We’ve all heard kids need less tech and more sleep but it’s easier said than done. Getting kids to turn off their devices and keep them off can be an every day struggle, even in the most disciplined households. I’m a very attentive grandma, with only one nine-year-old to worry about. He sleeps over twice a week, and there are days I fail miserably.
At our house, all computers, iPads, phones and anything that can access games or social media, are left in our bedroom at bedtime. No morning access is allowed until permission is granted. And permission is never granted on school days. As thorough as I think I am, there have been too many days I missed the one hidden under his bed or missed hearing him sneak one out of our room in the wee hours of the morning. One night after an overly pleasant bedtime, I busted him 20 minutes later. There he was sitting in bed, basking in the glow of his computer. Another morning while headed to kitchen at 5am to find myself some cold medicine, I saw his bed was empty. After a panicked search of other bedrooms and bathrooms, I found him, lights on and music blaring, in grandpa’s office having a gay old time playing Roblox. And as much as he knows there are boundaries and consequences, there are times he just wants to get online.

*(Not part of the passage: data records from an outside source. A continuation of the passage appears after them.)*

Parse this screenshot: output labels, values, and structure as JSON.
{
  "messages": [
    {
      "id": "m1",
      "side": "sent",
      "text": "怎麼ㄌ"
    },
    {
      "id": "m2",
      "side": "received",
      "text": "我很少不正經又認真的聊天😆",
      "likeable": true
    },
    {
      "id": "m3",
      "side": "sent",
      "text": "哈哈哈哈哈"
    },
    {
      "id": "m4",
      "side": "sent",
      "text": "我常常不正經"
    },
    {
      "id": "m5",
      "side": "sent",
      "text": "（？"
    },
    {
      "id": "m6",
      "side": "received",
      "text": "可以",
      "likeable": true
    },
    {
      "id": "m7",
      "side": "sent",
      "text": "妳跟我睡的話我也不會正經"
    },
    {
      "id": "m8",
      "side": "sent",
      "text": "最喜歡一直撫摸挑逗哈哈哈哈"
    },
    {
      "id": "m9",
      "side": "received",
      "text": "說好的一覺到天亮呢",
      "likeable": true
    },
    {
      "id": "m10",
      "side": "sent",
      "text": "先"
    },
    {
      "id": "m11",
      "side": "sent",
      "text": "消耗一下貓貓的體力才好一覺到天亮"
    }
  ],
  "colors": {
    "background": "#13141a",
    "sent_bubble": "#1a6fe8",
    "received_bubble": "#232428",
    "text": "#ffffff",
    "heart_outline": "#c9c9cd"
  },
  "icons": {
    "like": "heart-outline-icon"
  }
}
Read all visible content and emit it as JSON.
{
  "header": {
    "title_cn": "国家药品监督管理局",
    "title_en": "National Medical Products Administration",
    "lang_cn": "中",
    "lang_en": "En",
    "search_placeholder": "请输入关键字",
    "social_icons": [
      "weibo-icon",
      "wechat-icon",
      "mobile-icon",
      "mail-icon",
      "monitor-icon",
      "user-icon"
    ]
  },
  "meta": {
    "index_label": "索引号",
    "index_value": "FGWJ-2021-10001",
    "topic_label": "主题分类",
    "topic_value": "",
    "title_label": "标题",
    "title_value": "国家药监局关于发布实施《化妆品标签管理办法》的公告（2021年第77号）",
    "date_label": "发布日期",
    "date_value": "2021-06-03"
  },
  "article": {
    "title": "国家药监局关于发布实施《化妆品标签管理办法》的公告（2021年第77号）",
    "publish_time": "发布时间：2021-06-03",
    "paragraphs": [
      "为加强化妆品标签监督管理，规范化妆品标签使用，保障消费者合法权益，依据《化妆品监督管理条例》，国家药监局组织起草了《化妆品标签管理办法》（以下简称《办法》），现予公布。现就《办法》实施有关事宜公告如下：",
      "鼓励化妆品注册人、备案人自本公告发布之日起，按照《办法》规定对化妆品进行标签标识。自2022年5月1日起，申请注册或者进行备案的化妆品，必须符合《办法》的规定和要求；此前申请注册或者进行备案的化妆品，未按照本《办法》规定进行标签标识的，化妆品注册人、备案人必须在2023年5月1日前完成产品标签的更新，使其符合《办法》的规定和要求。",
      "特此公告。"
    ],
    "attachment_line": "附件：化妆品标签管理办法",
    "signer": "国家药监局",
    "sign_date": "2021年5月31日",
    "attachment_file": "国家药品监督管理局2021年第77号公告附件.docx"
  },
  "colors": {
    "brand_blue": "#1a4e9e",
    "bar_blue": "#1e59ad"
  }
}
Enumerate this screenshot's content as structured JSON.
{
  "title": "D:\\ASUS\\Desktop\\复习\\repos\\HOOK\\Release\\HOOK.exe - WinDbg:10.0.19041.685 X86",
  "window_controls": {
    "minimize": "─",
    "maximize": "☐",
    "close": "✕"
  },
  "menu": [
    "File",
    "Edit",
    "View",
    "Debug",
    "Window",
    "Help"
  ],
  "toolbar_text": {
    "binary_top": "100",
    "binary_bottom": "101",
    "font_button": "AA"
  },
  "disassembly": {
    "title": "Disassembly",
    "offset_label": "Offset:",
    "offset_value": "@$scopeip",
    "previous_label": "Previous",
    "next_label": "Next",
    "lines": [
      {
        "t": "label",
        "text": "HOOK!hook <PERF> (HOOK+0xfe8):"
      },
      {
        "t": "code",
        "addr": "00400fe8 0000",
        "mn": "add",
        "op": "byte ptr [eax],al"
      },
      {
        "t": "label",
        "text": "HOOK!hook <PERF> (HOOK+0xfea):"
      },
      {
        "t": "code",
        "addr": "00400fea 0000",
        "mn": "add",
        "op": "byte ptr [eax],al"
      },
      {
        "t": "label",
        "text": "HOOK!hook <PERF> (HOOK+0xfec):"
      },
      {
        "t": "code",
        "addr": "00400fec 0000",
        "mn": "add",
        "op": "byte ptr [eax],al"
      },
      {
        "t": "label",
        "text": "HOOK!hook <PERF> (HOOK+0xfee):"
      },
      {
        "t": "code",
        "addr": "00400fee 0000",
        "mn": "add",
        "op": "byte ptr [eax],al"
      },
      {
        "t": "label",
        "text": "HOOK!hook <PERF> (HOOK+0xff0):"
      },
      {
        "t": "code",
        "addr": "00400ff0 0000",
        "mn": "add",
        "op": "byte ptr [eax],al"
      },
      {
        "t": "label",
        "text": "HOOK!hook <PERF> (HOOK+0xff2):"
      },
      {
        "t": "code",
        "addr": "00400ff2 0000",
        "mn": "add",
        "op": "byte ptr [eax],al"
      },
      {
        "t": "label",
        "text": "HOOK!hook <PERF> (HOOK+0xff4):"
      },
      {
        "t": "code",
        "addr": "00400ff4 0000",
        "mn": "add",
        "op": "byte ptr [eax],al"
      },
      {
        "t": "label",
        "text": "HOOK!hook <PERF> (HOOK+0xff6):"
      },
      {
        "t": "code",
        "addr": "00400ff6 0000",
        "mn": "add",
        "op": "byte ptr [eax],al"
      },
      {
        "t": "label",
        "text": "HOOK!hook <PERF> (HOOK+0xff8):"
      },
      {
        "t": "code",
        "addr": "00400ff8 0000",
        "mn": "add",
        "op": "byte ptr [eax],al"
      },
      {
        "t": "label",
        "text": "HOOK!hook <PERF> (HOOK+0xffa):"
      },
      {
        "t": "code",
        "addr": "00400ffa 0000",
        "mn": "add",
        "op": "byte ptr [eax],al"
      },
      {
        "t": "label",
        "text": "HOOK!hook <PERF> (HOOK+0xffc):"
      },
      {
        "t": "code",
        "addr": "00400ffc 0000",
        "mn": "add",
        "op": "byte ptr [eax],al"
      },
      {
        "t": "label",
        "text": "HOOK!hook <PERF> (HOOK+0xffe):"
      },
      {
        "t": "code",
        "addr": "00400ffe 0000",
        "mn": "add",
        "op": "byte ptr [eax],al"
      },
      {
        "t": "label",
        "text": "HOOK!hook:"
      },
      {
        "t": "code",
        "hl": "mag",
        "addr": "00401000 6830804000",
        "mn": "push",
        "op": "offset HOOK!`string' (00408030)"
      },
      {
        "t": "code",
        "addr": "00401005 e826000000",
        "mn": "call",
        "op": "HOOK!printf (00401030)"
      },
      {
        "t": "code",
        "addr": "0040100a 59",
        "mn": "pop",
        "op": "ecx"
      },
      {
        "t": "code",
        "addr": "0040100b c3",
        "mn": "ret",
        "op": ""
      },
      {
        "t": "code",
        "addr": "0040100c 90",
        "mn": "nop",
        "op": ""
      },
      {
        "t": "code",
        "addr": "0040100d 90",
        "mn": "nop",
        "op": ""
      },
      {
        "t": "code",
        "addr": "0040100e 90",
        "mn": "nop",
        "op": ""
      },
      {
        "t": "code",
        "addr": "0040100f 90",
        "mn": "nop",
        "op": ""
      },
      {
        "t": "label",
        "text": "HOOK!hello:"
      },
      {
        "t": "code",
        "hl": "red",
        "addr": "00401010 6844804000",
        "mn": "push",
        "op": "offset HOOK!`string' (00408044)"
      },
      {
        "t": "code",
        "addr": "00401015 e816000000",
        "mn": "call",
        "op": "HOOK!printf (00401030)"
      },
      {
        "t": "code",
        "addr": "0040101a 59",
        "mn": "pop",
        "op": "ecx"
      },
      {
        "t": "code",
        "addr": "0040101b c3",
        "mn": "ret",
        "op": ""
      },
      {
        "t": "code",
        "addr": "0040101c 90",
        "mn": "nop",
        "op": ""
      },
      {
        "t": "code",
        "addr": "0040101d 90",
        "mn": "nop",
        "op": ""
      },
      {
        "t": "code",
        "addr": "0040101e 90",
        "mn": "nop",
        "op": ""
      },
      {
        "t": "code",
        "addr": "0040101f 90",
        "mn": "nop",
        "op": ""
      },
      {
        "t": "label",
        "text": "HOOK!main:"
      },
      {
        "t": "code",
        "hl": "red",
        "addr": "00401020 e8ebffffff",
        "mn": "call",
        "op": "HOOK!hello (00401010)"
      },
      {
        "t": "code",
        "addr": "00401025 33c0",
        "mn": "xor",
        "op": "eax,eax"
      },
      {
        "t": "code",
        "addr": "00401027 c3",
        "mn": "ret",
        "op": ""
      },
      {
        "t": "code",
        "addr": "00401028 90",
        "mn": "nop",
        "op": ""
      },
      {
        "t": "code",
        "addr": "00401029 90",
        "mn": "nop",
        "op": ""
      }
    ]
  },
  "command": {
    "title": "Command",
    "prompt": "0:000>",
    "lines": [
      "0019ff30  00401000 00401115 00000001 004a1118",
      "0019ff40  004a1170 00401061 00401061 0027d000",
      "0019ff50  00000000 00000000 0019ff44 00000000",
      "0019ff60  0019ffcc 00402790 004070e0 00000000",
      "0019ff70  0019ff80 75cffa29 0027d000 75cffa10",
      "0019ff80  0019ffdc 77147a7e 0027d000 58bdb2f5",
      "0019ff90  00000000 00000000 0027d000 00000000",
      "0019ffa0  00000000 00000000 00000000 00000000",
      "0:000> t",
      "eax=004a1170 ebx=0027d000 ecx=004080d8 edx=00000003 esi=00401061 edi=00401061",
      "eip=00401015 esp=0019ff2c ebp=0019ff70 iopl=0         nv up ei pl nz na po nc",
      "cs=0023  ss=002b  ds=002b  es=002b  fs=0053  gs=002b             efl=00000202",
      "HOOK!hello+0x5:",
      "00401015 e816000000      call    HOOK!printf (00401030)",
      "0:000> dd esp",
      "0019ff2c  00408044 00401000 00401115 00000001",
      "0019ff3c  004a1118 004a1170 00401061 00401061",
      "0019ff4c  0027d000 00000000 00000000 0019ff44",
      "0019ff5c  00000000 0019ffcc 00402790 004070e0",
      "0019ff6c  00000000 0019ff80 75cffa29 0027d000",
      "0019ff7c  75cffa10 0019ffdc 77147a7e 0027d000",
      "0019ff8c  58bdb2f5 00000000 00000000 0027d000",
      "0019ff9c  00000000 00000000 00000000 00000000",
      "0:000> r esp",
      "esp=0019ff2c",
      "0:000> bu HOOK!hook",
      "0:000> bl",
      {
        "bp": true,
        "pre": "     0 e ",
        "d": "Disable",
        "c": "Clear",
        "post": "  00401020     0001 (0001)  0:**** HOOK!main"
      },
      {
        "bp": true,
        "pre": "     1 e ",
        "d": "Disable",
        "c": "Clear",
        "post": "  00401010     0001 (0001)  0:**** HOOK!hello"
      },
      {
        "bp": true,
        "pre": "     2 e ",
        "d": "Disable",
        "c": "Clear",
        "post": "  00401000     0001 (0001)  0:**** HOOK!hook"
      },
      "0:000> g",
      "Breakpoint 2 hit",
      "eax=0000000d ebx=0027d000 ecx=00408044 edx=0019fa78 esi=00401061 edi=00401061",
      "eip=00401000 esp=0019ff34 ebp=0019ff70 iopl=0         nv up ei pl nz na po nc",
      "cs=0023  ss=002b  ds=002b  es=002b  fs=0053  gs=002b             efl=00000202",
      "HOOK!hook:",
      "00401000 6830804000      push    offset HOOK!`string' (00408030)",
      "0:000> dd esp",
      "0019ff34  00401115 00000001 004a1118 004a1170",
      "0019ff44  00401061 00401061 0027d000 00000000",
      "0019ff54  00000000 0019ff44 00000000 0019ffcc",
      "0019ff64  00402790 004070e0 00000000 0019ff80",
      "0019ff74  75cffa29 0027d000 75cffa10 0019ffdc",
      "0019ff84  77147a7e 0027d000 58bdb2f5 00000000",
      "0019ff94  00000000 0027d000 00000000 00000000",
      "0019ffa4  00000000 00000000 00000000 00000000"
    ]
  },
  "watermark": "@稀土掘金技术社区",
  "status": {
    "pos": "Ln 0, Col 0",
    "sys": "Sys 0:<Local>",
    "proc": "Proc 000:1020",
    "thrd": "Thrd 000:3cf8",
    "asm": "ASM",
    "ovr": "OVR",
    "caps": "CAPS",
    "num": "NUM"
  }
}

If I’m going through this with only one well behaved kid, twice a week, I can’t imagine what a challenge this is for you. You have a lot more kids and lots more devices. This is really hard!! My generation didn’t have to worry about this. We had our own challenges, but this is massively different and enormously critical for your child’s safety and wellbeing.
Here are some reasons why you’ve got to win the battle:
SLEEP: According to the National Sleep Foundation, 6 to 10 year-olds need 10 to 11 hours of sleep a night. Screen time has them averaging only 8.0 hours. Older kids, 15-17 year-olds, should be getting 9.25 hours a night, but are getting only 7.1. That’s almost a whole night’s sleep lost by the end of the week.
ADRENALINE: When kids play video games or watch scary, stimulating movies before bed, the brain releases adrenaline, the chemical making us capable of short periods of superhuman alertness and strength. There’s no way they’re falling asleep with that running through their bodies. So even though they’re in bed, they’re not sleeping.
ADDICTIVE: According to Huffington Post article Is Your Child Addicted to Electronics by Kellyann Petrucci, kids and adults everywhere can get addicted to their electronic devices. Every text, every Facebook “like” and every video game point scored releases the feel-good chemical dopamine. This is same kind of rush other addictions create. A small amount can be like eating a chocolate doughnut. Large amounts, repeated, can make life with tech an addiction. Our kids like their tech, but when we realize it’s causing chemical reactions in their bodies, we have to be even more determined to win this battle.
- Children ages 8 to 18 spend more than 7 hours a day with mobile or online media.
- Kids are exposed to an average of 4 hours of TV a day. Some kids watch TV from the time they get home until they go to bed.
- Research suggests that between 2 and 10 percent of children playing video games are addicted to them.
- Some parents are even paying thousands of dollars for “digital detox” programs.
Computers and technology have revolutionized every part of our lives. There are tremendous resources for our kids to benefit from, but there’s also a lot of junk and a lot of negatives from overuse. As parents we’re responsible for what our kids are doing online and how much time they’re doing it. This battle to turn off devices at bedtime is one small part of the battle, so it’s even more important that we win it.